(PROBLEM):
Reproduce each entry exactly.
===== DATA TO USE
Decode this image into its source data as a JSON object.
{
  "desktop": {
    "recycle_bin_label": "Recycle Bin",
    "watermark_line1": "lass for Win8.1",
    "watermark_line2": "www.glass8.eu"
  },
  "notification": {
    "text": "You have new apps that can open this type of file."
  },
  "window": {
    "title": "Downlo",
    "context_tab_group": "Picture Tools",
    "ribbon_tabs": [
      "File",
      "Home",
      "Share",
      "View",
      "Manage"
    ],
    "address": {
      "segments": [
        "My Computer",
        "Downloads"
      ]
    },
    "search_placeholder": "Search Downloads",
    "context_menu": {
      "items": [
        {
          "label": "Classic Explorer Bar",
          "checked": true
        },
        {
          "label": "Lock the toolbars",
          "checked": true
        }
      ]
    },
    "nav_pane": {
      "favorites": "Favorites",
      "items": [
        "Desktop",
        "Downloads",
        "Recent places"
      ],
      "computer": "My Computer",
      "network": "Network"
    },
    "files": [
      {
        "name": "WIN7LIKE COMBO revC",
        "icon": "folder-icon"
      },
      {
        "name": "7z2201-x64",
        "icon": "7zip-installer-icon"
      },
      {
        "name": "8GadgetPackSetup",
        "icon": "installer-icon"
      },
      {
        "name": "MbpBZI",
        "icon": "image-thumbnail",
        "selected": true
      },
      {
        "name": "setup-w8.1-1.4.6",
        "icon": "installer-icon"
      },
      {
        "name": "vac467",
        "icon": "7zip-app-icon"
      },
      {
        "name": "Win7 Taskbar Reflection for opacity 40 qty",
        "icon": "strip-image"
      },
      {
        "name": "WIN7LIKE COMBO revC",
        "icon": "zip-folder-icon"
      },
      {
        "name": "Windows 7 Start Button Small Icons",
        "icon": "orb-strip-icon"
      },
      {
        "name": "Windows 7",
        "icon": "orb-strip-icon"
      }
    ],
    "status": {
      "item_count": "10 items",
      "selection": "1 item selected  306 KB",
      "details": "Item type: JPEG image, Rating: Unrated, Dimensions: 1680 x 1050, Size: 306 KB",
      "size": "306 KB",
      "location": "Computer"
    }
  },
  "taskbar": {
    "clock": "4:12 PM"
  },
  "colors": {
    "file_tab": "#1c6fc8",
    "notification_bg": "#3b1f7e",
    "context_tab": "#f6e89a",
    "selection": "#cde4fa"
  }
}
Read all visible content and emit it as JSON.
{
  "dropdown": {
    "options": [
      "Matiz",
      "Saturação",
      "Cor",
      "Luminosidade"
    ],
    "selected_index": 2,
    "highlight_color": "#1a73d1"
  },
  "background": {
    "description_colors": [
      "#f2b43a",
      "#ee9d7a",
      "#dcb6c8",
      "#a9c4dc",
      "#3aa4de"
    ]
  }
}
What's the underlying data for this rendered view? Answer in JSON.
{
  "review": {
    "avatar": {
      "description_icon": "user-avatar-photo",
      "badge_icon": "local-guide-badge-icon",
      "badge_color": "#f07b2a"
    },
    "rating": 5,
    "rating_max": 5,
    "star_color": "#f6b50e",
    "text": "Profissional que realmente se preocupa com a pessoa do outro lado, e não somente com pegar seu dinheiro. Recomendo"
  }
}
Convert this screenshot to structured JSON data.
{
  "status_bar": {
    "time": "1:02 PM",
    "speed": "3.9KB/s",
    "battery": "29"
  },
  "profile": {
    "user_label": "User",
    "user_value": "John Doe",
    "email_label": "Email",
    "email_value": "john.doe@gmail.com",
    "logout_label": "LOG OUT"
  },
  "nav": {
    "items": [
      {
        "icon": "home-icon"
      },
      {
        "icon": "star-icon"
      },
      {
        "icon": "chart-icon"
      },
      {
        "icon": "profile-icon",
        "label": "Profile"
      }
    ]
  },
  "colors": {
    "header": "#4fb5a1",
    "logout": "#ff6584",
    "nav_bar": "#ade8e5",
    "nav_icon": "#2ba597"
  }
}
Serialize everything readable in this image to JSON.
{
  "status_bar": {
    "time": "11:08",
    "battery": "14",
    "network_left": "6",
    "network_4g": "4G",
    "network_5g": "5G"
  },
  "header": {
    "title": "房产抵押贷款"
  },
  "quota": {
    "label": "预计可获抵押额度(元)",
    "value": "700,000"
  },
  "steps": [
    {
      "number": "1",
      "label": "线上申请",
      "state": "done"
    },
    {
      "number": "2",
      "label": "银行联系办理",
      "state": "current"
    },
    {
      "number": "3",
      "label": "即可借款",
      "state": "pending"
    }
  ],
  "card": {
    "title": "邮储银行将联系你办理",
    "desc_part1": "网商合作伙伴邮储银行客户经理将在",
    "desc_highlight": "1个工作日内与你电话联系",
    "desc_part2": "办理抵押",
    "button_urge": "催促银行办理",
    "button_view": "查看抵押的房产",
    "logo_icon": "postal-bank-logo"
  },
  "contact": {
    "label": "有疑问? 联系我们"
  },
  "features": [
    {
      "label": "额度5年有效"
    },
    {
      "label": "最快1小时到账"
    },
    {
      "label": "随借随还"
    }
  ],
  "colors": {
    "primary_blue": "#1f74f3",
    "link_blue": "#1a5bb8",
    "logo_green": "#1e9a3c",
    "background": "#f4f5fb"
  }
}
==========
(TASK RESPONSE):
Decode this image into its source data as a JSON object.
{
  "desktop": {
    "recycle_bin_label": "Recycle Bin",
    "watermark_line1": "lass for Win8.1",
    "watermark_line2": "www.glass8.eu"
  },
  "notification": {
    "text": "You have new apps that can open this type of file."
  },
  "window": {
    "title": "Downlo",
    "context_tab_group": "Picture Tools",
    "ribbon_tabs": [
      "File",
      "Home",
      "Share",
      "View",
      "Manage"
    ],
    "address": {
      "segments": [
        "My Computer",
        "Downloads"
      ]
    },
    "search_placeholder": "Search Downloads",
    "context_menu": {
      "items": [
        {
          "label": "Classic Explorer Bar",
          "checked": true
        },
        {
          "label": "Lock the toolbars",
          "checked": true
        }
      ]
    },
    "nav_pane": {
      "favorites": "Favorites",
      "items": [
        "Desktop",
        "Downloads",
        "Recent places"
      ],
      "computer": "My Computer",
      "network": "Network"
    },
    "files": [
      {
        "name": "WIN7LIKE COMBO revC",
        "icon": "folder-icon"
      },
      {
        "name": "7z2201-x64",
        "icon": "7zip-installer-icon"
      },
      {
        "name": "8GadgetPackSetup",
        "icon": "installer-icon"
      },
      {
        "name": "MbpBZI",
        "icon": "image-thumbnail",
        "selected": true
      },
      {
        "name": "setup-w8.1-1.4.6",
        "icon": "installer-icon"
      },
      {
        "name": "vac467",
        "icon": "7zip-app-icon"
      },
      {
        "name": "Win7 Taskbar Reflection for opacity 40 qty",
        "icon": "strip-image"
      },
      {
        "name": "WIN7LIKE COMBO revC",
        "icon": "zip-folder-icon"
      },
      {
        "name": "Windows 7 Start Button Small Icons",
        "icon": "orb-strip-icon"
      },
      {
        "name": "Windows 7",
        "icon": "orb-strip-icon"
      }
    ],
    "status": {
      "item_count": "10 items",
      "selection": "1 item selected  306 KB",
      "details": "Item type: JPEG image, Rating: Unrated, Dimensions: 1680 x 1050, Size: 306 KB",
      "size": "306 KB",
      "location": "Computer"
    }
  },
  "taskbar": {
    "clock": "4:12 PM"
  },
  "colors": {
    "file_tab": "#1c6fc8",
    "notification_bg": "#3b1f7e",
    "context_tab": "#f6e89a",
    "selection": "#cde4fa"
  }
}
Read all visible content and emit it as JSON.
{
  "dropdown": {
    "options": [
      "Matiz",
      "Saturação",
      "Cor",
      "Luminosidade"
    ],
    "selected_index": 2,
    "highlight_color": "#1a73d1"
  },
  "background": {
    "description_colors": [
      "#f2b43a",
      "#ee9d7a",
      "#dcb6c8",
      "#a9c4dc",
      "#3aa4de"
    ]
  }
}
What's the underlying data for this rendered view? Answer in JSON.
{
  "review": {
    "avatar": {
      "description_icon": "user-avatar-photo",
      "badge_icon": "local-guide-badge-icon",
      "badge_color": "#f07b2a"
    },
    "rating": 5,
    "rating_max": 5,
    "star_color": "#f6b50e",
    "text": "Profissional que realmente se preocupa com a pessoa do outro lado, e não somente com pegar seu dinheiro. Recomendo"
  }
}
Convert this screenshot to structured JSON data.
{
  "status_bar": {
    "time": "1:02 PM",
    "speed": "3.9KB/s",
    "battery": "29"
  },
  "profile": {
    "user_label": "User",
    "user_value": "John Doe",
    "email_label": "Email",
    "email_value": "john.doe@gmail.com",
    "logout_label": "LOG OUT"
  },
  "nav": {
    "items": [
      {
        "icon": "home-icon"
      },
      {
        "icon": "star-icon"
      },
      {
        "icon": "chart-icon"
      },
      {
        "icon": "profile-icon",
        "label": "Profile"
      }
    ]
  },
  "colors": {
    "header": "#4fb5a1",
    "logout": "#ff6584",
    "nav_bar": "#ade8e5",
    "nav_icon": "#2ba597"
  }
}
Serialize everything readable in this image to JSON.
{
  "status_bar": {
    "time": "11:08",
    "battery": "14",
    "network_left": "6",
    "network_4g": "4G",
    "network_5g": "5G"
  },
  "header": {
    "title": "房产抵押贷款"
  },
  "quota": {
    "label": "预计可获抵押额度(元)",
    "value": "700,000"
  },
  "steps": [
    {
      "number": "1",
      "label": "线上申请",
      "state": "done"
    },
    {
      "number": "2",
      "label": "银行联系办理",
      "state": "current"
    },
    {
      "number": "3",
      "label": "即可借款",
      "state": "pending"
    }
  ],
  "card": {
    "title": "邮储银行将联系你办理",
    "desc_part1": "网商合作伙伴邮储银行客户经理将在",
    "desc_highlight": "1个工作日内与你电话联系",
    "desc_part2": "办理抵押",
    "button_urge": "催促银行办理",
    "button_view": "查看抵押的房产",
    "logo_icon": "postal-bank-logo"
  },
  "contact": {
    "label": "有疑问? 联系我们"
  },
  "features": [
    {
      "label": "额度5年有效"
    },
    {
      "label": "最快1小时到账"
    },
    {
      "label": "随借随还"
    }
  ],
  "colors": {
    "primary_blue": "#1f74f3",
    "link_blue": "#1a5bb8",
    "logo_green": "#1e9a3c",
    "background": "#f4f5fb"
  }
}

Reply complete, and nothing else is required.